Prompt: Check every line of the data below for the word "link". Copy the ones that have it.

★ ★ ★

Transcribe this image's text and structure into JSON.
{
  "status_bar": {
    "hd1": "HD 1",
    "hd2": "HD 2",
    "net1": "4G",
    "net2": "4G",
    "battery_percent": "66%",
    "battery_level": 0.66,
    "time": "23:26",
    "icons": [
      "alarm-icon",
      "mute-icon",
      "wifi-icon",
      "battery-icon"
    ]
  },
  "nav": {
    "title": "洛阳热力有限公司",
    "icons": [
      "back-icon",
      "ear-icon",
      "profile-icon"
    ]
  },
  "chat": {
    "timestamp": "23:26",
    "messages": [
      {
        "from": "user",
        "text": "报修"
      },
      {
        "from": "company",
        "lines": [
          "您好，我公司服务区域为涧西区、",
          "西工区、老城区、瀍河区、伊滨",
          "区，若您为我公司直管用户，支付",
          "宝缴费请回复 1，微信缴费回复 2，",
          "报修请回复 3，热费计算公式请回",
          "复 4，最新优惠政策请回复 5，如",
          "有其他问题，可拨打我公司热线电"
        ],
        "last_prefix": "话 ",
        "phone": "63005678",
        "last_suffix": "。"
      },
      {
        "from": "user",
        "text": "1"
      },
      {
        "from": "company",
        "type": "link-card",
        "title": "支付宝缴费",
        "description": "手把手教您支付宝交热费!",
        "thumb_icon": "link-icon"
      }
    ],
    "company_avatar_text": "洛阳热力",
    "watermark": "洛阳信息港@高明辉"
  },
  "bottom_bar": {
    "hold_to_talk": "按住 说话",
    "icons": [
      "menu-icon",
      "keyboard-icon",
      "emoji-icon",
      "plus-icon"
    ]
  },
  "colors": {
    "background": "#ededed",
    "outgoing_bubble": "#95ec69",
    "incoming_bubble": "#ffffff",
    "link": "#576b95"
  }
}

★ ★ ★

Task response:
        "type": "link-card",
        "thumb_icon": "link-icon"
    "link": "#576b95"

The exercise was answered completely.